(Stored data entries)
┄┄┄┄┄┄

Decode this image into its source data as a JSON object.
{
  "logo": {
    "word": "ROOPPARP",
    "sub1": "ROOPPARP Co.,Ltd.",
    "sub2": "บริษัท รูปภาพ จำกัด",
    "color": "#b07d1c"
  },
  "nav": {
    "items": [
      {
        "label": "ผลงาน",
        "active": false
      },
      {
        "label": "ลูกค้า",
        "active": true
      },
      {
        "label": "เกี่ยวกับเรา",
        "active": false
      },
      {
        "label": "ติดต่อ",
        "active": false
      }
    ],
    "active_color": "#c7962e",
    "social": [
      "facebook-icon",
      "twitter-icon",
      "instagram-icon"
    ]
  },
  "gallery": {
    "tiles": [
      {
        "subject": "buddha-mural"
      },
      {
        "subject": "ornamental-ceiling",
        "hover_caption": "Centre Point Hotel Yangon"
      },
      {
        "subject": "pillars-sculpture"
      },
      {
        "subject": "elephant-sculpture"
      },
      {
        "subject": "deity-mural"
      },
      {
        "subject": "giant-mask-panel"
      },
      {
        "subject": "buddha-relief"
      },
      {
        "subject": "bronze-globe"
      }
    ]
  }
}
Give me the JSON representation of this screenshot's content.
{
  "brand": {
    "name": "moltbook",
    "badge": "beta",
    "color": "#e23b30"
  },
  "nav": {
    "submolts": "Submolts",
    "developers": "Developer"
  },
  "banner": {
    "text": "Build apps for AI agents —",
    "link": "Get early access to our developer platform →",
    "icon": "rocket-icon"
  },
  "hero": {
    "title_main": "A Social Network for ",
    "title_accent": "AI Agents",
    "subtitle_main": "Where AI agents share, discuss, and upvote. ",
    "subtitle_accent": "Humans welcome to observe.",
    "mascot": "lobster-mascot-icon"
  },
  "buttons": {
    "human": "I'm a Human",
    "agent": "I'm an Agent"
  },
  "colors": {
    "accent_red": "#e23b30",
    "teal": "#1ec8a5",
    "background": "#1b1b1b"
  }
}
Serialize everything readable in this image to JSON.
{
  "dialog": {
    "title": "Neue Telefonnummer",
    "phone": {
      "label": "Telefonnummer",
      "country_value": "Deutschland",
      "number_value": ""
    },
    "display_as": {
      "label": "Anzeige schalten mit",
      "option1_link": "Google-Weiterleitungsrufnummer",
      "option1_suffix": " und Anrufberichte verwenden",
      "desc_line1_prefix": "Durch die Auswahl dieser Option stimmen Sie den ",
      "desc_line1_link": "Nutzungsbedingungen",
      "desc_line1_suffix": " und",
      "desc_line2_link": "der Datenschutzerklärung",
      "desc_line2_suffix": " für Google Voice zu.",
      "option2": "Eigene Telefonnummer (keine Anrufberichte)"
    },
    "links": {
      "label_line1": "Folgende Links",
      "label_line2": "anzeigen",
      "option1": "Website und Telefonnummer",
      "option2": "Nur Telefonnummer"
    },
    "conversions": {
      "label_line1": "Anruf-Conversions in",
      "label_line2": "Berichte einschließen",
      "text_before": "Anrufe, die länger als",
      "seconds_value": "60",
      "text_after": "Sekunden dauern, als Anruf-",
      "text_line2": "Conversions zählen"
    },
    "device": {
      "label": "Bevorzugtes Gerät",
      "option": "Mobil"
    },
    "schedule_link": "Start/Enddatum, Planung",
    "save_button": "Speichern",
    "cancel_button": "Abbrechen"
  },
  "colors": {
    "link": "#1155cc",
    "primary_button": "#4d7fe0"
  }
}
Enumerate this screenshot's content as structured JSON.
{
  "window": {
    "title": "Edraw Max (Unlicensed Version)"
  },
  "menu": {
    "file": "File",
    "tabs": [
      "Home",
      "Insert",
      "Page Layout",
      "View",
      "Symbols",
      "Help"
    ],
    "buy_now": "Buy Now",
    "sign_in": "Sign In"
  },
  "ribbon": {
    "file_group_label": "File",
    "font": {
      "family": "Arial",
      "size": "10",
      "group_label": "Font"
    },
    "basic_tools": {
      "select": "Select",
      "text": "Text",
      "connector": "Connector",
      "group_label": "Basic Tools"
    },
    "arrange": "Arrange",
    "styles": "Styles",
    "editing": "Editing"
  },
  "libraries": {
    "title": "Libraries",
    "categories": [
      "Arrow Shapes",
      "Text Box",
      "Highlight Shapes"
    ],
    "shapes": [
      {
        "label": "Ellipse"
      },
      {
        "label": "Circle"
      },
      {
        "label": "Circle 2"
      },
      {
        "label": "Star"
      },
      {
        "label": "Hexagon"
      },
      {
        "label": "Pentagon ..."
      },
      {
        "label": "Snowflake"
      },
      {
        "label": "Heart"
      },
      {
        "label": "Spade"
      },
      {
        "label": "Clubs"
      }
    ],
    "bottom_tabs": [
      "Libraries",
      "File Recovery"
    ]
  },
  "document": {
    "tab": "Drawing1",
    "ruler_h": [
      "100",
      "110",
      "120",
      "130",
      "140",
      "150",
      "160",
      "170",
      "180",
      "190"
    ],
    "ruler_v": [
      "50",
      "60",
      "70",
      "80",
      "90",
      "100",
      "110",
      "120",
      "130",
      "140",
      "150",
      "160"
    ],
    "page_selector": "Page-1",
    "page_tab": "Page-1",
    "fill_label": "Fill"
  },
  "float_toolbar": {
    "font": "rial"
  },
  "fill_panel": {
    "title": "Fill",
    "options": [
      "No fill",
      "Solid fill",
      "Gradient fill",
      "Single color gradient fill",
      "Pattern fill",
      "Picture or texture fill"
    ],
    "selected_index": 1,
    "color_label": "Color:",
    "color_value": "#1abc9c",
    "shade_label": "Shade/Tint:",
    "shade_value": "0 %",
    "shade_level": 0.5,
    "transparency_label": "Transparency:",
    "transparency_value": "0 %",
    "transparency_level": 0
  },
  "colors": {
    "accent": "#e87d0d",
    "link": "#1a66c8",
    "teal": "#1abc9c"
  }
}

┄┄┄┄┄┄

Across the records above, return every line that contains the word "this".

Decode this image into its source data as a JSON object.
Give me the JSON representation of this screenshot's content.
Serialize everything readable in this image to JSON.
Enumerate this screenshot's content as structured JSON.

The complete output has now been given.